Tip Sheet for Week of April 29April 29, 2013
UW-Eau Claire and Ministry Saint Joseph's Hospital in Marshfield are celebrating the 25th anniversary of their nursing partnership. An event is planned in Marshfield today (Monday, April 29). An anniversary reception also will be held from noon-2 p.m. Thursday, May 2, in Room 119 of the Nursing Building at UW-Eau Claire. The partnership allows students to earn a bachelor's degree in nursing from UW-Eau Claire while taking nursing classes in Marshfield. State-of-the-art technology in classrooms in Marshfield and Eau Claire bring nursing students and faculty from both sites together for interactive discussions and learning. All nursing classes offered at the Eau Claire and Marshfield sites are available to students in both locations. To date, 531 nurses have earned nursing degrees from UW-Eau Claire through the Marshfield program. When university and hospital officials established the program a quarter century ago, it was the first known agreement between a public higher education institution in Wisconsin and a private health care agency, and the first program in the state to use two-way telecommunications to teach nursing at an off-campus location. With health care becoming more complex, baby boomers aging and many nurses preparing to retire, the demand for highly educated nurses soon will skyrocket in Wisconsin and the U.S., says Linda Young, dean of the College of Nursing and Health Sciences. State and national nursing and health care organizations, as well as state workforce development groups, now have stated goals around increasing the number of nurses with bachelor's degrees. In 2010, the Institute of Medicine's report, "Future of Nursing: Leading Change, Advancing Health," recommended raising the education level of the nursing workforce. Specifically the report called for increasing the number of nurses with bachelor's degrees from 50 percent to 80 percent by 2020, and doubling the number of nurses with a doctorate by 2020. In February, Competitive Wisconsin Inc.'s "Be Bold 2: Growing Wisconsin's Talent Pool" report included nursing and health-related professions as one of five skill clusters around which the state's talent development must focus because of high demand. The report states that nearly 60 percent of Wisconsin's registered nurses are age 45 or older, and more than 46 percent plan to retire during the next nine years. Partnerships among academic institutions and private organizations, as well as the use of technology in nursing education, are among the recommended strategies for meeting those goals. For details about the UW-Eau Claire-Marshfield program or the future of nursing education, contact Dr. Linda Young at 715-836-4904 or firstname.lastname@example.org. Media can arrange to tour distance education classrooms or observe a class.

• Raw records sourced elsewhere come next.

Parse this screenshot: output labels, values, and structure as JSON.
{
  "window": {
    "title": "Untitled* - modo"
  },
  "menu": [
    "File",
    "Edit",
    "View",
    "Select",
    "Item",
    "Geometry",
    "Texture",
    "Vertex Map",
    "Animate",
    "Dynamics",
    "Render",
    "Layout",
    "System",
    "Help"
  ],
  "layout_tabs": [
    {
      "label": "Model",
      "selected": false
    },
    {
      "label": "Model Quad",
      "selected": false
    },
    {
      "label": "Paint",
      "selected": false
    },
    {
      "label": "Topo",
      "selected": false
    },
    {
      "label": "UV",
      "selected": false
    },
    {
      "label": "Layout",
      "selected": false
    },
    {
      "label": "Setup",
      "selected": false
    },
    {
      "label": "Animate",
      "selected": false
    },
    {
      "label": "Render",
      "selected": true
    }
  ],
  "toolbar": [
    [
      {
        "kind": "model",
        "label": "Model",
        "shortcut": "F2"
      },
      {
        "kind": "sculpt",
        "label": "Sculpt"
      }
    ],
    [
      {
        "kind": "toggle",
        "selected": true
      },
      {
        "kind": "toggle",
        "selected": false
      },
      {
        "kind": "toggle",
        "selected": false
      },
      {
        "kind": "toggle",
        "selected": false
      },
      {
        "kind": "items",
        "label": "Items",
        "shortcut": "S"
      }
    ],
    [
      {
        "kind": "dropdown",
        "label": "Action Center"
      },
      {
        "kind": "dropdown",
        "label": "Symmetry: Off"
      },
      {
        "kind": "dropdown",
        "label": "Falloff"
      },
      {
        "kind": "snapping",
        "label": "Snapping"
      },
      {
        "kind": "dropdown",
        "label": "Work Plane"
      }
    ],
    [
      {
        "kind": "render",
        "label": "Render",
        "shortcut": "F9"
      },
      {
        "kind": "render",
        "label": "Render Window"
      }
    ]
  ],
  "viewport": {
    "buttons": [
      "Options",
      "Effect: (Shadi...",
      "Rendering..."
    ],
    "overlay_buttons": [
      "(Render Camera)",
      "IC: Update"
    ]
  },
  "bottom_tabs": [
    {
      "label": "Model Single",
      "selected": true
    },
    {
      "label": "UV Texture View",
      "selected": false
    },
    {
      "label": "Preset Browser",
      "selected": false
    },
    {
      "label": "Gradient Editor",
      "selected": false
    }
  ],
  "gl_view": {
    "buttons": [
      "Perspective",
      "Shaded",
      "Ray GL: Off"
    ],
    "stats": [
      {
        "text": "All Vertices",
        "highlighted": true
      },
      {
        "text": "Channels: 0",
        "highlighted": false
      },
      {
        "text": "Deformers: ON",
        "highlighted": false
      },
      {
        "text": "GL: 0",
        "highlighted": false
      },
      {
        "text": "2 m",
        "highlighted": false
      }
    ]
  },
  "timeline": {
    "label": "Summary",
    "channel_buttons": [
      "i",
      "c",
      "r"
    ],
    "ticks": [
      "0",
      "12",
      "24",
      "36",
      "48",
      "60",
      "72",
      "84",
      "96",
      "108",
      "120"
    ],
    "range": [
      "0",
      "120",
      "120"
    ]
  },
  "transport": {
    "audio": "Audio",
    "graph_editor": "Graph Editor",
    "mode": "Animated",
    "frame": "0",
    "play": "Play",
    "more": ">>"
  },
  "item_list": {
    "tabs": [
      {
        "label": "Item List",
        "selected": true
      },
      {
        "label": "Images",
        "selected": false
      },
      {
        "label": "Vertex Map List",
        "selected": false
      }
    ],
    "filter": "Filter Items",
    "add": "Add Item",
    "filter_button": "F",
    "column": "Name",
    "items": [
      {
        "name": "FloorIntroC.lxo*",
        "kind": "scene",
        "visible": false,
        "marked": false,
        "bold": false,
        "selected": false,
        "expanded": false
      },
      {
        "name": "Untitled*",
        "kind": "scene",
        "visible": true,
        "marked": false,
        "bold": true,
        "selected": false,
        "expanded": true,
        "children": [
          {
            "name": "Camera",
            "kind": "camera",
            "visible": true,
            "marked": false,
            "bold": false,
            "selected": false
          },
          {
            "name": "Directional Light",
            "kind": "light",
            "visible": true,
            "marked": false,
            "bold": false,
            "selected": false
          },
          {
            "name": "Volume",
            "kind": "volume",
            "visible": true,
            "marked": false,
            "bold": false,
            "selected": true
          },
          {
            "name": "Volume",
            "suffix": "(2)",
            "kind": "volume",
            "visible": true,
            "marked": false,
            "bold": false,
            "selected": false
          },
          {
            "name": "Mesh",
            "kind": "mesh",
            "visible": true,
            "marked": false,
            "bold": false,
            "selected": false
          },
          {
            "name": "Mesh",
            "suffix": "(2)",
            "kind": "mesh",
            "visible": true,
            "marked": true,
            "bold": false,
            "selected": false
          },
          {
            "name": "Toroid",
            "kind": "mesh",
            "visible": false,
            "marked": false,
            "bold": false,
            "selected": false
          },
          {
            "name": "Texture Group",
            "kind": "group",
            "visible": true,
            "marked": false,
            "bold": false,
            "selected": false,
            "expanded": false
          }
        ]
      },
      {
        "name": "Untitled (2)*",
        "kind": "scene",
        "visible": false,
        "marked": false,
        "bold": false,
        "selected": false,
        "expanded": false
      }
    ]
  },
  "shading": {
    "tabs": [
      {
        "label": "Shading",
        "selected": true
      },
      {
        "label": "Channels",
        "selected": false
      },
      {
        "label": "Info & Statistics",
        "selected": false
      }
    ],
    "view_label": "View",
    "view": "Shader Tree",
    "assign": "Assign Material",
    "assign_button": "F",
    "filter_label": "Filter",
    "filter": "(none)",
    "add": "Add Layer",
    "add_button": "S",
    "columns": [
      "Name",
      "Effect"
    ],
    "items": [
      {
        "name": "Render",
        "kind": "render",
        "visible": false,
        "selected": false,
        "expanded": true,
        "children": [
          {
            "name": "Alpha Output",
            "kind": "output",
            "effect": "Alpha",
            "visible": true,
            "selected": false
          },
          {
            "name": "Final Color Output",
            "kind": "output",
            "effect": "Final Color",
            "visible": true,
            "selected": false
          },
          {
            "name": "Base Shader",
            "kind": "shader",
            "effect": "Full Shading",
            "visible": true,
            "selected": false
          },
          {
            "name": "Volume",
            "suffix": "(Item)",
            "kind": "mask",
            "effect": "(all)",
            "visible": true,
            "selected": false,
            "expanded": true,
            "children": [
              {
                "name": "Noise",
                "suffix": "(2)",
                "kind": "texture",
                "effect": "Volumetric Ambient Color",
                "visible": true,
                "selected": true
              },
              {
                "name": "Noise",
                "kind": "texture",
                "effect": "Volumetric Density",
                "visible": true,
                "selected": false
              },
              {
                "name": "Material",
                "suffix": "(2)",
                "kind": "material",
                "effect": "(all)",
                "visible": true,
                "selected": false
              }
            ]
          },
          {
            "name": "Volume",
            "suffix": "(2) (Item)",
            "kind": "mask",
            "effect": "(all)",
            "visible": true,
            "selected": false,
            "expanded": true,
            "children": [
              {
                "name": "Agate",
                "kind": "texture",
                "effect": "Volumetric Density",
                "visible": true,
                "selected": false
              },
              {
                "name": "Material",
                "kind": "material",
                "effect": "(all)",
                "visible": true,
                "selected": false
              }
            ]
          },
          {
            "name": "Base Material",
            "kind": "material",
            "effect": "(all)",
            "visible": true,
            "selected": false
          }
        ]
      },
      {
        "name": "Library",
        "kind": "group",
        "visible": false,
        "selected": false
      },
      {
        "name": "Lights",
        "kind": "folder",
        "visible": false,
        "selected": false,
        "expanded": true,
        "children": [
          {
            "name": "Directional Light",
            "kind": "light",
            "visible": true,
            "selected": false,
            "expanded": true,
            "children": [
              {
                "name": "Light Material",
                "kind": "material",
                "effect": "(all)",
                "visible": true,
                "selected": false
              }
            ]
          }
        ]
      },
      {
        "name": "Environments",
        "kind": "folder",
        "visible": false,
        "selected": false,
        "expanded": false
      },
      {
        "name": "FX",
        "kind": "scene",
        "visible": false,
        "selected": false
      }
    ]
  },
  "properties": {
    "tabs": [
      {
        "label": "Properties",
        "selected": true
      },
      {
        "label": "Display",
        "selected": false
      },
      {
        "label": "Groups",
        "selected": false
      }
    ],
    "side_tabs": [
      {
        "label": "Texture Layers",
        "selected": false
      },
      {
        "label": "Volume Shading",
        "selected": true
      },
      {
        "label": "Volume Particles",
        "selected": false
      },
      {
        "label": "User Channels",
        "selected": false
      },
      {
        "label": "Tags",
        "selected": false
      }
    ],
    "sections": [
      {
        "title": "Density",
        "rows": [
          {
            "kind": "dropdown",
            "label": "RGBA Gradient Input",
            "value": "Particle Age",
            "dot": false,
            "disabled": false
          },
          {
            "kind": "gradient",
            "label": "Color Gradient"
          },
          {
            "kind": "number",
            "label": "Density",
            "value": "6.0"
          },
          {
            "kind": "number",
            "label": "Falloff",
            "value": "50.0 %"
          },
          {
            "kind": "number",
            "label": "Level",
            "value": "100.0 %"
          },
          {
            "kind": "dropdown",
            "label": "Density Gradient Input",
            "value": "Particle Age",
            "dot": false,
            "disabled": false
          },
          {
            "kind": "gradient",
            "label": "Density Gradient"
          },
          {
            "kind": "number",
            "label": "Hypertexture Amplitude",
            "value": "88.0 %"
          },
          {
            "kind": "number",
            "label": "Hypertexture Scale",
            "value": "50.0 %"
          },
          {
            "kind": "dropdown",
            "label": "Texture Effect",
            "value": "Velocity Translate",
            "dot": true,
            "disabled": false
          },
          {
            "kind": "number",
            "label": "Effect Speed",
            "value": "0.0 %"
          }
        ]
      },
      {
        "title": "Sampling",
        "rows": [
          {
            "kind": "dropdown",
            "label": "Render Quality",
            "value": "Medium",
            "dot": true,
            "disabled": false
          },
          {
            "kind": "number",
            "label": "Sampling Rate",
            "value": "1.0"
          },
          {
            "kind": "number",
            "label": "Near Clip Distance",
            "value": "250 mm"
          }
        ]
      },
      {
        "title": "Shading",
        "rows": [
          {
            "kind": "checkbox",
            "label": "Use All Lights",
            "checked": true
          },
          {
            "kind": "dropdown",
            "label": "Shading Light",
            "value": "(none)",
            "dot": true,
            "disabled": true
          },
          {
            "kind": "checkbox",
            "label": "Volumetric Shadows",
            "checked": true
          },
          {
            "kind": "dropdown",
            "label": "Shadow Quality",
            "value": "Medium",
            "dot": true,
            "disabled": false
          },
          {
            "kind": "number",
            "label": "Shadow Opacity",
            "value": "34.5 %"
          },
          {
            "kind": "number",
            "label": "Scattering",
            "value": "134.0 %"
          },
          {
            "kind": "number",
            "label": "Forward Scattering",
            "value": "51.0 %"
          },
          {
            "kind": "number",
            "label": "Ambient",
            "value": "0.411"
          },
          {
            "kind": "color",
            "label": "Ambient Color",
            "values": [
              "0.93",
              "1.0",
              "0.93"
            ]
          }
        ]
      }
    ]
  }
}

Jill Seichter, a social work major from Menomonie, received the Ryan Prechel Community Service Fellowship for her"Music+Memories=Magic" project, which gives personalized iPods to Alzheimer's and dementia patients at two local nursing homes. The iPods contain music specific to the individuals and assists in communication with staff and family members. For details, contact Seichter at email@example.com.
More than 500 students and 150 faculty mentors will share their projects from 8 a.m.-6 p.m. Wednesday, May 1, and Thursday, May 2, in Davies Center. Many Celebration of Excellence in Research and Creative Activity (formerly known as Student Research Day) projects will focus on health care or health-related issues, including several by area students. Examples include:
- "Collaborating with Local Women Who Are at Risk for Hepatitis C: A Forward Step to Meeting a Need in the Chippewa Valley," by Gretchen Bachmeier, Eau Claire, Amanda Geist, Eau Claire, Brittany Wiest, Verona, and Devon Lehr, Appleton.
- "Body Image of Opera Singers," by Abigail Doering, Altoona.
For details, contact Dr. Karen Havholm, director of the Center of Excellence for Faculty and Undergraduate Student Research Collaboration, at firstname.lastname@example.org or 715-836-3405.